— WORK INSTRUCTION —
When you copy the data, keep every line exactly as written and skip the pictures.
━━━━━━━━━━━━━━━━
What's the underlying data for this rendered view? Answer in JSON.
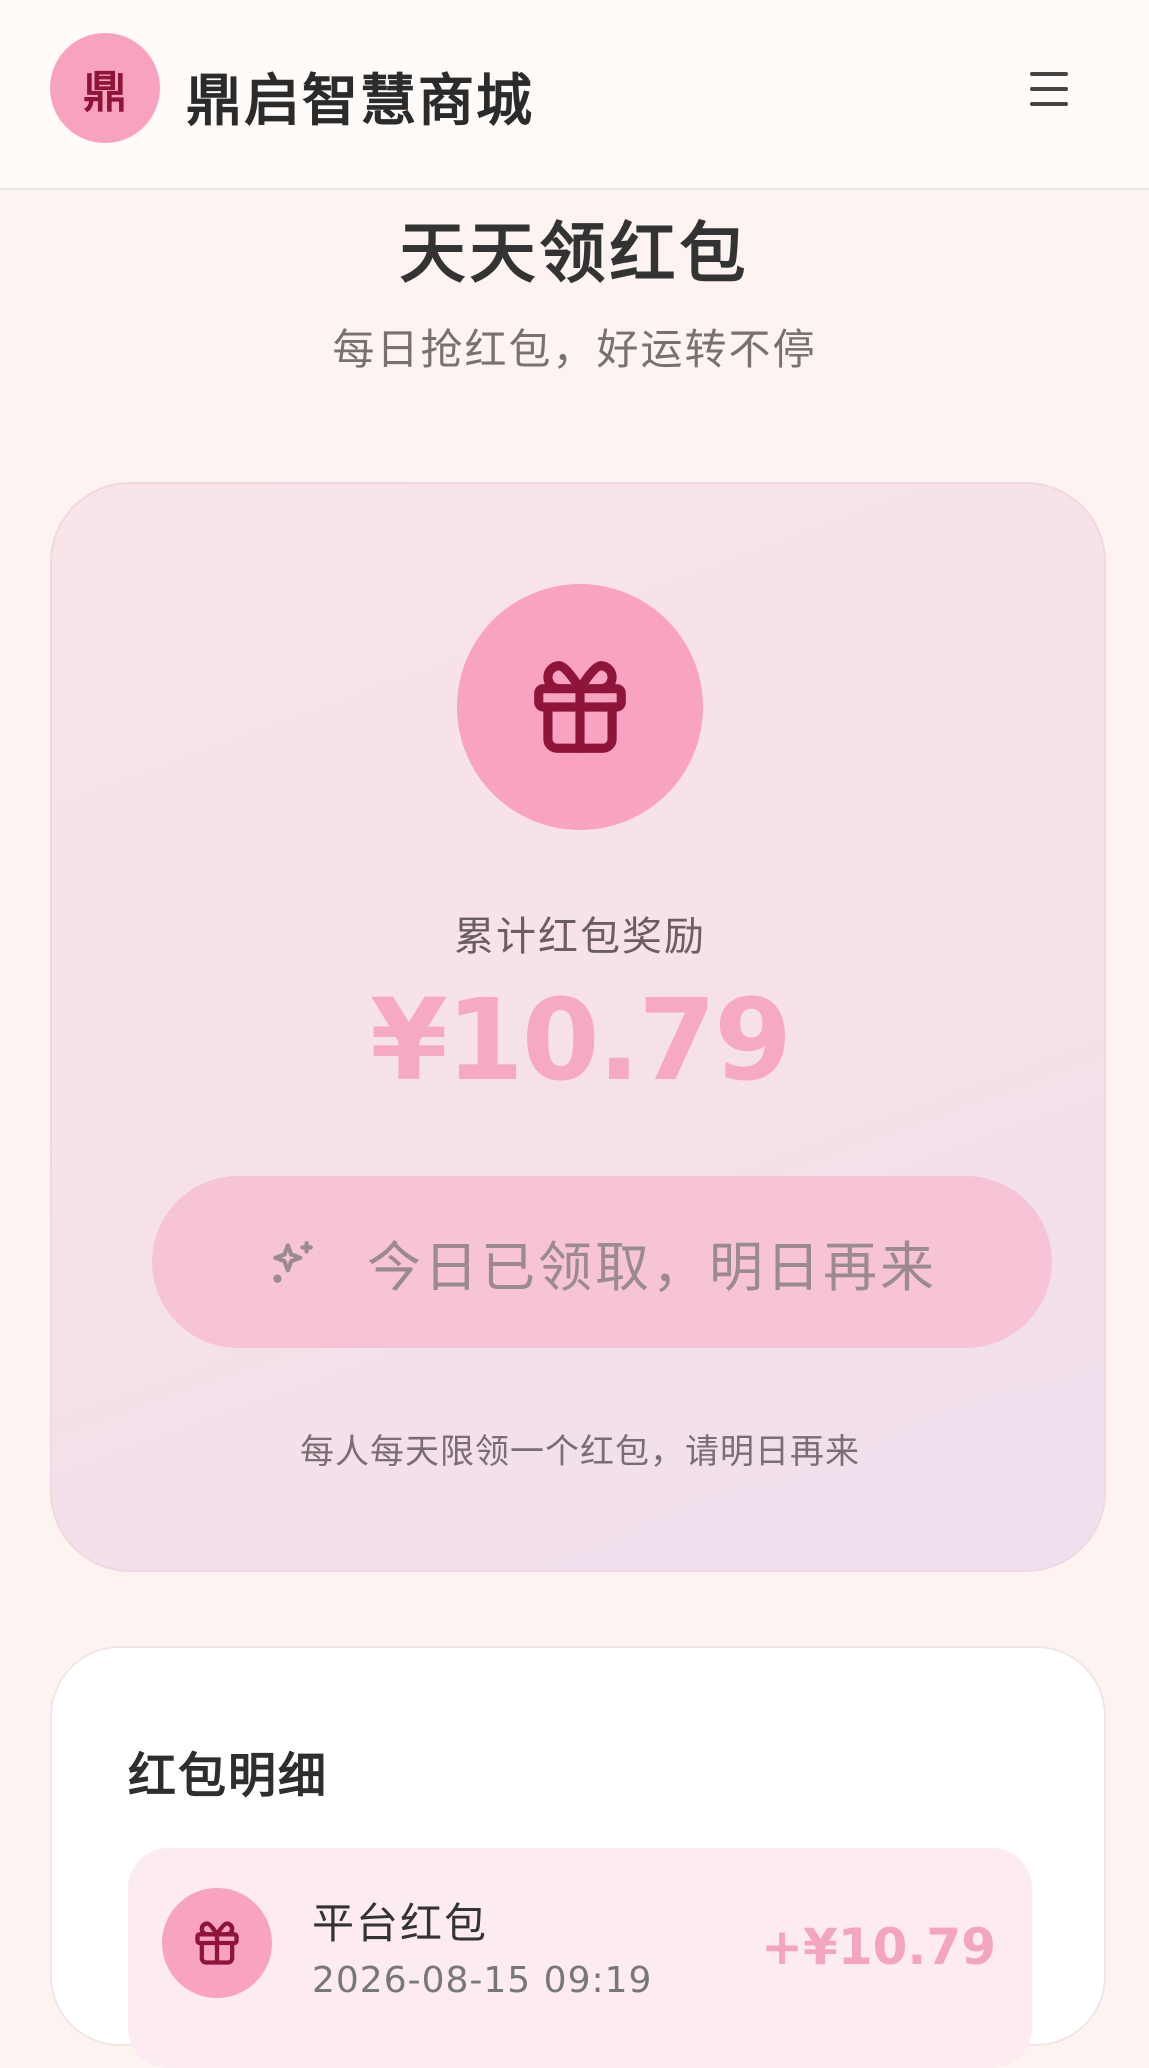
{
  "header": {
    "logo_char": "鼎",
    "app_title": "鼎启智慧商城",
    "menu_icon": "hamburger-menu-icon"
  },
  "main": {
    "title": "天天领红包",
    "subtitle": "每日抢红包，好运转不停"
  },
  "reward_card": {
    "icon": "gift-icon",
    "label": "累计红包奖励",
    "amount": "¥10.79",
    "button_icon": "sparkle-icon",
    "button_label": "今日已领取，明日再来",
    "note": "每人每天限领一个红包，请明日再来"
  },
  "details": {
    "title": "红包明细",
    "records": [
      {
        "icon": "gift-icon",
        "name": "平台红包",
        "time": "2026-08-15 09:19",
        "amount": "+¥10.79"
      }
    ]
  },
  "colors": {
    "accent_pink": "#f7a3c1",
    "icon_dark": "#8e1439",
    "amount_pink": "#f5a9c2"
  }
}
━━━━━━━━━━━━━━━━
— ANSWER FOR THIS EXERCISE —
What's the underlying data for this rendered view? Answer in JSON.
{
  "header": {
    "logo_char": "鼎",
    "app_title": "鼎启智慧商城",
    "menu_icon": "hamburger-menu-icon"
  },
  "main": {
    "title": "天天领红包",
    "subtitle": "每日抢红包，好运转不停"
  },
  "reward_card": {
    "icon": "gift-icon",
    "label": "累计红包奖励",
    "amount": "¥10.79",
    "button_icon": "sparkle-icon",
    "button_label": "今日已领取，明日再来",
    "note": "每人每天限领一个红包，请明日再来"
  },
  "details": {
    "title": "红包明细",
    "records": [
      {
        "icon": "gift-icon",
        "name": "平台红包",
        "time": "2026-08-15 09:19",
        "amount": "+¥10.79"
      }
    ]
  },
  "colors": {
    "accent_pink": "#f7a3c1",
    "icon_dark": "#8e1439",
    "amount_pink": "#f5a9c2"
  }
}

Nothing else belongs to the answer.